[Website and app data records]

################

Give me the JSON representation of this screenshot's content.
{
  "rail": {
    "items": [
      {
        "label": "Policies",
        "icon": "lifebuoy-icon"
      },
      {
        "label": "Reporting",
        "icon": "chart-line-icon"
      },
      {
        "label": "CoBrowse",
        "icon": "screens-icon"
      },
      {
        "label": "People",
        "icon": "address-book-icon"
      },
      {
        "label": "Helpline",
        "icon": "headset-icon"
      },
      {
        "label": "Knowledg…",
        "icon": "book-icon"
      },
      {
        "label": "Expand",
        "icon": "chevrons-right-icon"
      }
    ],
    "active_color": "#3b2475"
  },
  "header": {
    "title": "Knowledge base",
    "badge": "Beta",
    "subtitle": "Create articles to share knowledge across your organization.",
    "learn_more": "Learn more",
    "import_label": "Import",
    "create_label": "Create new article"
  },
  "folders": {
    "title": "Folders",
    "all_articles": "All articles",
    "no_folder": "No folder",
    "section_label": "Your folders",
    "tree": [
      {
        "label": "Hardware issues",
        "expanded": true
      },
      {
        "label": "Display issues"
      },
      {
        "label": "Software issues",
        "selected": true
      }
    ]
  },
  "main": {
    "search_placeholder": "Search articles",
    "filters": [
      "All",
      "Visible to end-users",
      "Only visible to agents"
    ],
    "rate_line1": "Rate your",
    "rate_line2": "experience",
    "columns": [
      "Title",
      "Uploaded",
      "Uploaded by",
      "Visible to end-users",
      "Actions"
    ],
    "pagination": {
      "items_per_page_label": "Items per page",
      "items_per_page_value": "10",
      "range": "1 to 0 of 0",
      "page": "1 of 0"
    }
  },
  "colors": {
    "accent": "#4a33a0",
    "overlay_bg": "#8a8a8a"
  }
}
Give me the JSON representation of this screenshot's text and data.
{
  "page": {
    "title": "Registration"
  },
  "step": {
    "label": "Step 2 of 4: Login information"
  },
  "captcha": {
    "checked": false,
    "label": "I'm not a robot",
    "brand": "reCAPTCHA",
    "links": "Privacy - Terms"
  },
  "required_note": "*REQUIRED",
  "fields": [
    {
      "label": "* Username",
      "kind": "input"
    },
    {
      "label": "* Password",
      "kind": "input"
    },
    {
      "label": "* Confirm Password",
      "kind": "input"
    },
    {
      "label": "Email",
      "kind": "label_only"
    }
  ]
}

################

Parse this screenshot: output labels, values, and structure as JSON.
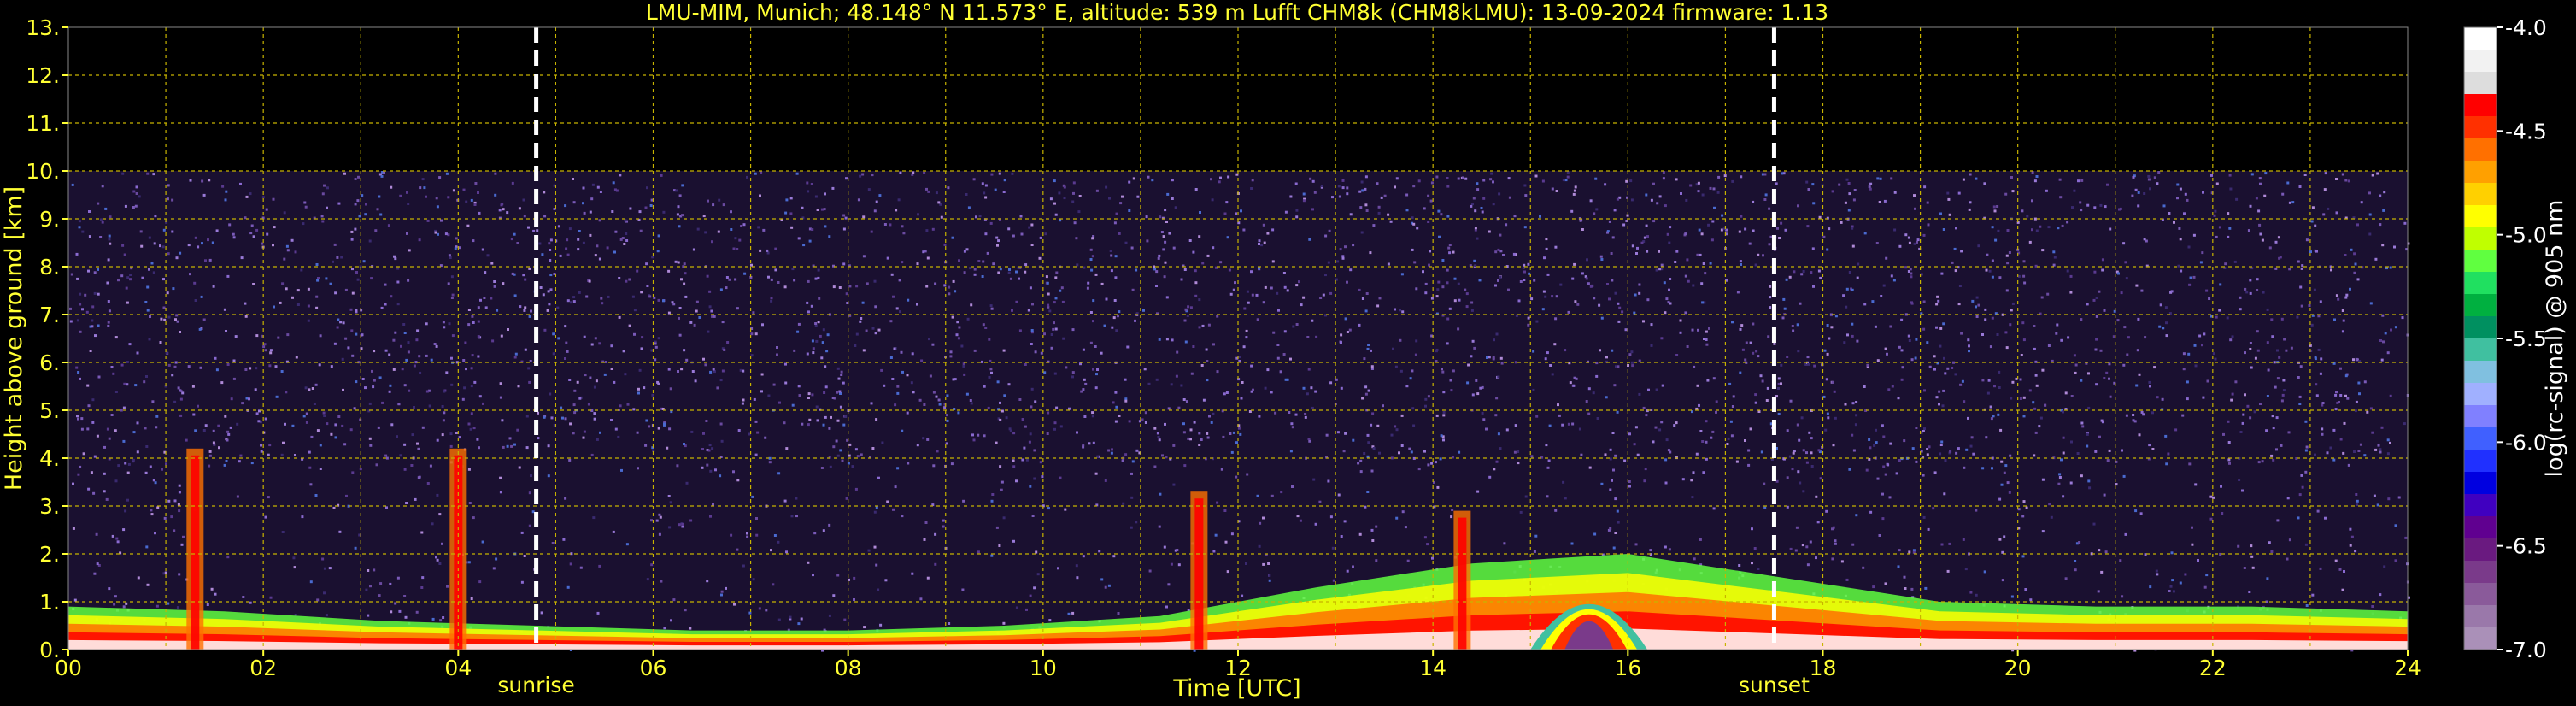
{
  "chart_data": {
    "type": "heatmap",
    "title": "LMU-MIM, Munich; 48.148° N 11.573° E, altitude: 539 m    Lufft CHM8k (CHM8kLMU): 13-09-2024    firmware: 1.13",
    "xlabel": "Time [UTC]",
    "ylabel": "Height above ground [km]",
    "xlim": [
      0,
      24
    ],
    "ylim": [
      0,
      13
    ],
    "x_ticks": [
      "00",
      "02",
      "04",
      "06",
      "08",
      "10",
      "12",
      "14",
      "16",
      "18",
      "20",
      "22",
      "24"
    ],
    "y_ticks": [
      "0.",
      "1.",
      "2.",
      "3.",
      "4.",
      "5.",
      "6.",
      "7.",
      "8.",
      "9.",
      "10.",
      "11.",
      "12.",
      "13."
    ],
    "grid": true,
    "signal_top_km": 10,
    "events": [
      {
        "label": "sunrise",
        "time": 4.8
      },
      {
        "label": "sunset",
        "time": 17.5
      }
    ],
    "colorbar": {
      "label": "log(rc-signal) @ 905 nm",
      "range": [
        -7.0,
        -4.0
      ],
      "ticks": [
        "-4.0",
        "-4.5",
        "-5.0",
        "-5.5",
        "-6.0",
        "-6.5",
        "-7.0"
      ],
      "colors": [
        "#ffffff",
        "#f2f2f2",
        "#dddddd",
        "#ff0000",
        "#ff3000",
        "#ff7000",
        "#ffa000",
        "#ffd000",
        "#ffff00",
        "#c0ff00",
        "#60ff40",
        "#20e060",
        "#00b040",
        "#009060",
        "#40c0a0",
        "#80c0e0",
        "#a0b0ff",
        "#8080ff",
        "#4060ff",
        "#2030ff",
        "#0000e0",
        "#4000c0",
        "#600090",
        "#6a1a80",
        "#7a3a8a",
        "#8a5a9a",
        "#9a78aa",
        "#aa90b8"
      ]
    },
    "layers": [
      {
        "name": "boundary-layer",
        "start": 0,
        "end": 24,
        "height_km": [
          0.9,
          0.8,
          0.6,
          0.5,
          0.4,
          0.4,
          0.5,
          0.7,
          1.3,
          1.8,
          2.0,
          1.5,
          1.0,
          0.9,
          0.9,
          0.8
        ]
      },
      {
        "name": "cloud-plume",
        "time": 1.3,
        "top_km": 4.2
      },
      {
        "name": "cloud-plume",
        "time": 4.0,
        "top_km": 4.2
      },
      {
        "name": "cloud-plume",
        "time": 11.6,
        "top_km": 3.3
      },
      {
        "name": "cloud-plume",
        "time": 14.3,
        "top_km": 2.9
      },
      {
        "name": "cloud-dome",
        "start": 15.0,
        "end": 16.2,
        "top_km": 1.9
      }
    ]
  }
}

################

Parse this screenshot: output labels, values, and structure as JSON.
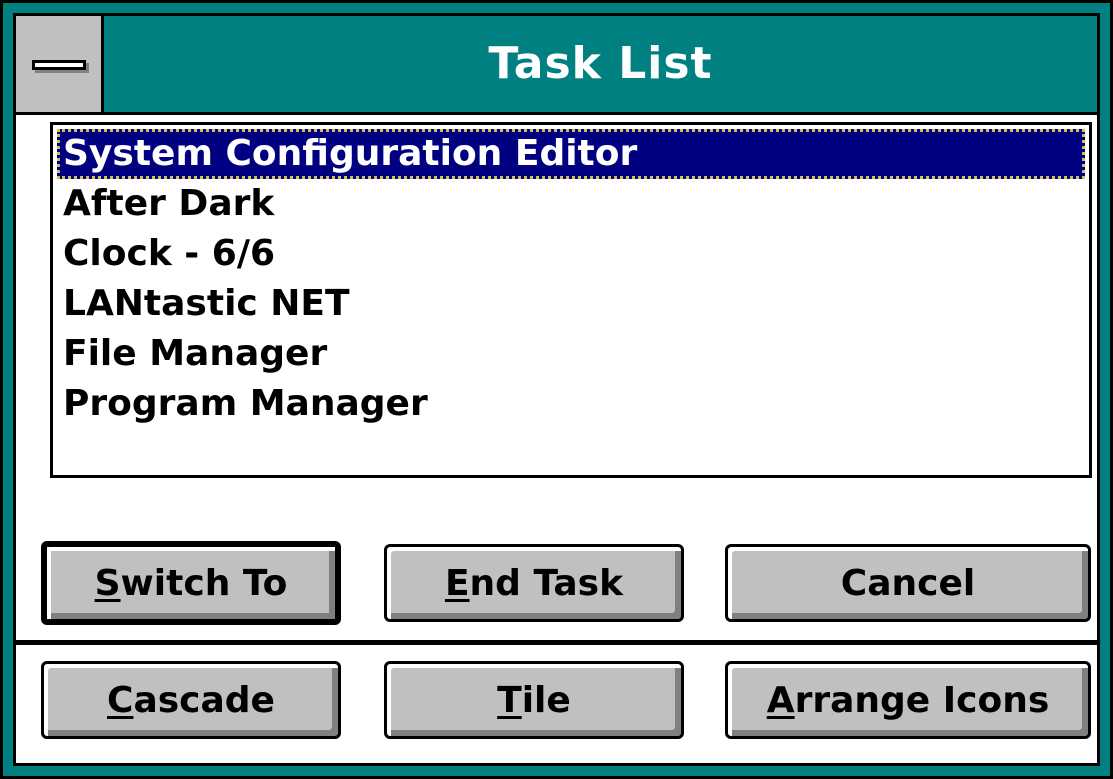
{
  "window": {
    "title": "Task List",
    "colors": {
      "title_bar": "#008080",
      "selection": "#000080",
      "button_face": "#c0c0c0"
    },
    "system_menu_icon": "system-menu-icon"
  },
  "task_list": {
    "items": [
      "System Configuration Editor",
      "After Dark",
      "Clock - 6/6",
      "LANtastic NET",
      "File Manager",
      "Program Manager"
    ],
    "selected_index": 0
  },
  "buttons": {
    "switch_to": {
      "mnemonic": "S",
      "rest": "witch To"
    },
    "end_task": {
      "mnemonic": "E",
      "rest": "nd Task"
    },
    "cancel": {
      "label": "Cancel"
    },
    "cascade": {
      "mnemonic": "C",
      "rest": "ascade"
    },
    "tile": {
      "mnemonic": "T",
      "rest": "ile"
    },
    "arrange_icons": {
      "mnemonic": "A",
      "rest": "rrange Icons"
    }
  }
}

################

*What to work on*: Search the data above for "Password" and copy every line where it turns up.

*The completed task*:
      "label": "* Password",
      "label": "* Confirm Password",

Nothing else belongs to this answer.